My aunt's ex-husband worked for many years as a prison guard at one of the State correctional facilities in PA. (He was also certified to teach publish school, and so taught adult education courses to the inmates in addition to his guard duties.) I remember during the '80s and '90s, when nearly all politicians of both parties were pandering to the "get tough on crime" sentiment that swept the country. At one point, there was a debate about having gymnasiums, weight-lifting equipment, etc. in prisons. Lots of people were making the argument that there should be nothing to "benefit" prisoners in any way, physically, psychologically or emotionally. But my (now former) uncle had a different take on things. He pointed out that a relatively small number of guards are charged with keeping inmates, and themselves, safe during their incarceration. He pointed out that the very LAST thing he, a as a guard, would want, is a population of prisoners, some of whom were seriously bad news, sitting around idle with nothing to occupy their time for long stretches. As he pointed out -- and I suspect he was right -- that's just creating a breeding ground for violence among inmates.

Reply to this post

Back to top Alert abuse Link here Permalink


Response to cali (Original post)

Sat Feb 16, 2013, 09:24 PM

40. Good for you...

 

I think prison should be hell on earth...

Reply to this post

Back to top Alert abuse Link here Permalink


Response to cali (Original post)

Sat Feb 16, 2013, 09:30 PM

41. Agree. nt

Reply to this post

Back to top Alert abuse Link here Permalink


Response to cali (Original post)

Sat Feb 16, 2013, 09:33 PM

42. Great post! I agree 100%.

And close all the private prisons while you're at it. Eliminate the death penalty and let out the casual drug users...create more halfway houses.

Reply to this post

Back to top Alert abuse Link here Permalink


Response to cali (Original post)

Sun Feb 17, 2013, 01:00 AM

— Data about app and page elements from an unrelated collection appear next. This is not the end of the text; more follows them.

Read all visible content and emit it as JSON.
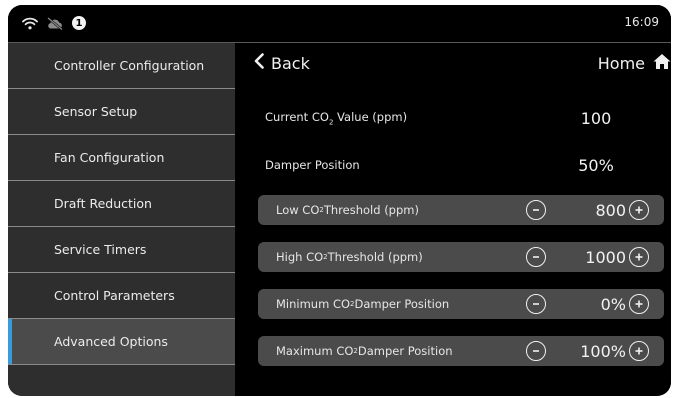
{
  "status": {
    "notification_count": "1",
    "time": "16:09",
    "icons": [
      "wifi-icon",
      "cloud-off-icon"
    ]
  },
  "sidebar": {
    "items": [
      {
        "label": "Controller Configuration"
      },
      {
        "label": "Sensor Setup"
      },
      {
        "label": "Fan Configuration"
      },
      {
        "label": "Draft Reduction"
      },
      {
        "label": "Service Timers"
      },
      {
        "label": "Control Parameters"
      },
      {
        "label": "Advanced Options",
        "active": true
      }
    ]
  },
  "header": {
    "back_label": "Back",
    "home_label": "Home"
  },
  "readings": {
    "current_co2": {
      "label_prefix": "Current CO",
      "label_sub": "2",
      "label_suffix": " Value (ppm)",
      "value": "100"
    },
    "damper_position": {
      "label": "Damper Position",
      "value": "50%"
    }
  },
  "settings": {
    "low_co2": {
      "label_prefix": "Low CO",
      "label_sub": "2",
      "label_suffix": " Threshold (ppm)",
      "value": "800"
    },
    "high_co2": {
      "label_prefix": "High CO",
      "label_sub": "2",
      "label_suffix": " Threshold (ppm)",
      "value": "1000"
    },
    "min_damper": {
      "label_prefix": "Minimum CO",
      "label_sub": "2",
      "label_suffix": " Damper Position",
      "value": "0%"
    },
    "max_damper": {
      "label_prefix": "Maximum CO",
      "label_sub": "2",
      "label_suffix": " Damper Position",
      "value": "100%"
    }
  },
  "colors": {
    "sidebar_bg": "#2e2e2e",
    "active_item_bg": "#4b4b4b",
    "active_indicator": "#3a9bdc",
    "row_bg": "#4b4b4b"
  }
}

47. Prisons for profit is about making money not solving crime.

It's horrible and must end.

Reply to this post

Back to top Alert abuse Link here Permalink

Reply to this thread